One memory keeps resurfacing for me over and over again.
It was September 1999. I remember that week well. Actually, I remember the feeling well.
The feeling of not knowing if it’s your last night on earth, and whether you’ll live to see another day.
I was 19. Apartment blocks were being blown up across Russia (over 200 people were killed). I was all over the news, and no one in our huge 9-storey block slept that whole week. The men, including my father, were taking it in turns in overnight shifts to walk around the building, looking out for suspicious vans that could have been carrying the explosives. “Chechen terrorists” we were told. They got caught, apparently. Life went back to normal.
These attacks were what triggered (or used as an excuse to start - jury’s still out on this one) the second Chechen War that lasted 10 years, killed at least 30 thousand civilians (up to 80 thousand by other estimates), carpet bombing of Grozny, a wave (a flood?) of Islamophobia that continues to affect the minds to this day, Putin’s famous “we will kill them [terrorists] in the shitter”, and his subsequent election as President, setting Russia on the path it found itself on today.
Violence only breeds more violence. Killing only results in more killing. Over, and over, and over again.
I’ve been reading, watching, educating myself constantly in these past 3 weeks. Having conversations. Keeping an open mind. Taking action in whatever small way that I can. I know that I’m not an expert on the Middle Eastern (or any other) politics and will never be one.
But I don’t have to be, to spot hateful rhetoric. I don’t have to be, to see the injustice when its being broadcast live on TV, in all its vivid detail. I don’t have to be, to see our politicians putting greed and political convenience over their humanity, once again.
I don’t have to be, to see that this current bout of violence and injustice isn’t going to solve the threat of terrorism and extremism, but will only exacerbate it further.
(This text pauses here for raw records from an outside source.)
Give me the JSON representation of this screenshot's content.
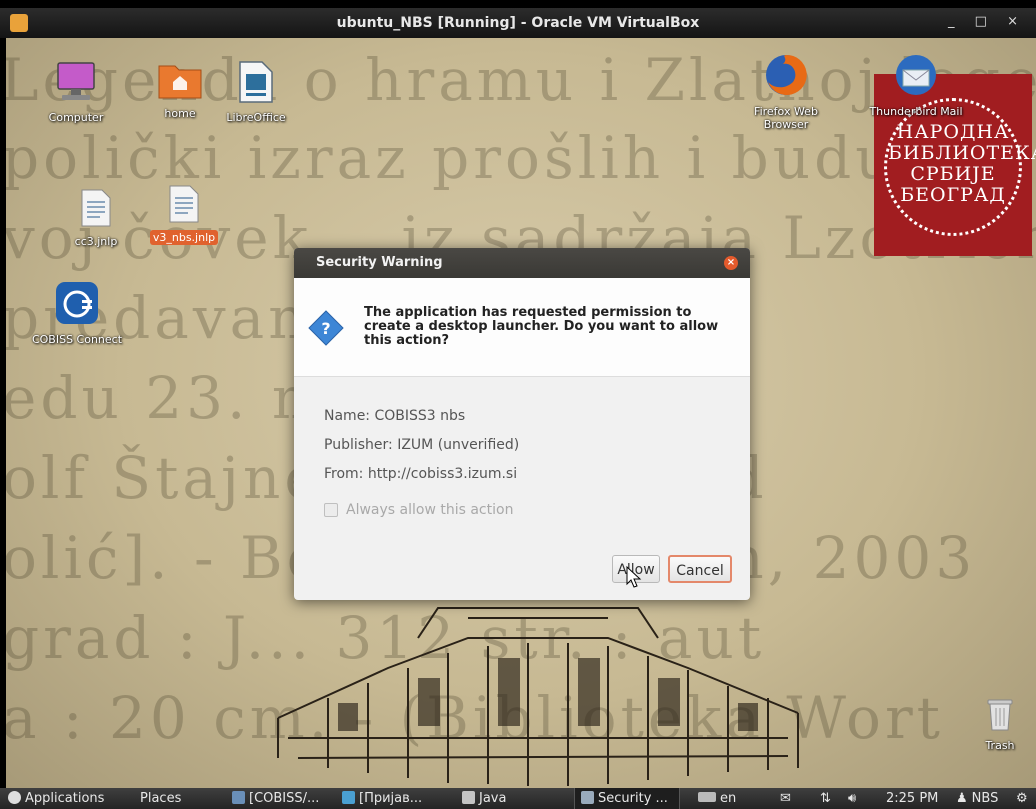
{
  "window": {
    "title": "ubuntu_NBS [Running] - Oracle VM VirtualBox",
    "controls": "_ □ ×"
  },
  "desktop": {
    "background_lines": [
      "Legenda o hramu i Zlatnoj legendi",
      "polički izraz prošlih i budućih",
      "voj čovek... iz sadržaja Lzotrich",
      "predavanja... Berlinu",
      "edu 23. ma... januara",
      "olf Štajner... og preved",
      "olić]. - Beograd : Jovan, 2003",
      "grad : J... 312 str. : aut",
      "a : 20 cm. - (Biblioteka Wort"
    ],
    "icons": [
      {
        "name": "computer-icon",
        "label": "Computer"
      },
      {
        "name": "home-folder-icon",
        "label": "home"
      },
      {
        "name": "libreoffice-icon",
        "label": "LibreOffice"
      },
      {
        "name": "firefox-icon",
        "label": "Firefox Web Browser"
      },
      {
        "name": "thunderbird-icon",
        "label": "Thunderbird Mail"
      },
      {
        "name": "file-icon",
        "label": "cc3.jnlp"
      },
      {
        "name": "file-icon",
        "label": "v3_nbs.jnlp"
      },
      {
        "name": "cobiss-connect-icon",
        "label": "COBISS Connect"
      },
      {
        "name": "trash-icon",
        "label": "Trash"
      }
    ],
    "logo_text": [
      "НАРОДНА",
      "БИБЛИОТЕКА",
      "СРБИЈЕ",
      "БЕОГРАД"
    ]
  },
  "dialog": {
    "title": "Security Warning",
    "message": "The application has requested permission to create a desktop launcher. Do you want to allow this action?",
    "name": "Name:  COBISS3 nbs",
    "publisher": "Publisher: IZUM (unverified)",
    "from": "From:  http://cobiss3.izum.si",
    "checkbox_label": "Always allow this action",
    "checkbox_checked": false,
    "allow_label": "Allow",
    "cancel_label": "Cancel"
  },
  "taskbar": {
    "applications": "Applications",
    "places": "Places",
    "windows": [
      "[COBISS/...",
      "[Пријав...",
      "Java",
      "Security ..."
    ],
    "keyboard": "en",
    "clock": "2:25 PM",
    "user": "NBS"
  },
  "colors": {
    "accent": "#e0622e",
    "dialog_title": "#3c3b37",
    "logo_red": "#a11d20",
    "taskbar": "#2e2e2e"
  }
}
That’s always been the case in the past. We just don’t seem to learn from it.
I don’t have to be, to remain a thinking, feeling human being.
This is what I’ve been doing:
Writing to my MP, demanding he put pressure on the Prime Minister to support a ceasefire, and work towards fighting both antisemitism (all jews are not responsible for the actions of State of Israel) AND islamophobia (all muslims are not responsible for actions of a militant organisation, duh). I’m not holding my breath with my particular MP, but it’s important to write to them regardless. They work for us, even if they like to pretend otherwise. Britain still has a somewhat functioning democracy, so best utilise it.
Donating. Medical Aid for Palestinians is a reputable organisation, and I have supported War Child in the past too (War Child doesn’t currently work in Gaza but they help children from other conflict zones). Doctors without Borders, UN Crisis Relief and Choose Love are among others doing important work.
Attending a protest. Last week, over 500,000 people gathered in London to demand a ceasefire. I wrote in my previous post how I can see the right to protest in the UK being slowly restricted over the past few years. The recent protests I’ve attended were peaceful and family-friendly, and with legal observers present and minimum police involvement (complete opposite of what our Home Secretary wants everyone to believe).
Learning. I’ve only started scratching the surface and now diving deep into books on the topic, currently going through Ari Shavit’s My Promised Land. Next on my list are Ilan Pappé, Noam Chomsky, Rashid Khalidi and Gabor Mate (he writes on inherited trauma and is on my reading list anyway). I also recently read This is Not Propaganda: Adventures in the War Against Reality by Peter Pomerantsev and I highly recommend it as a general educational read on how our minds are influenced, particularly on social media.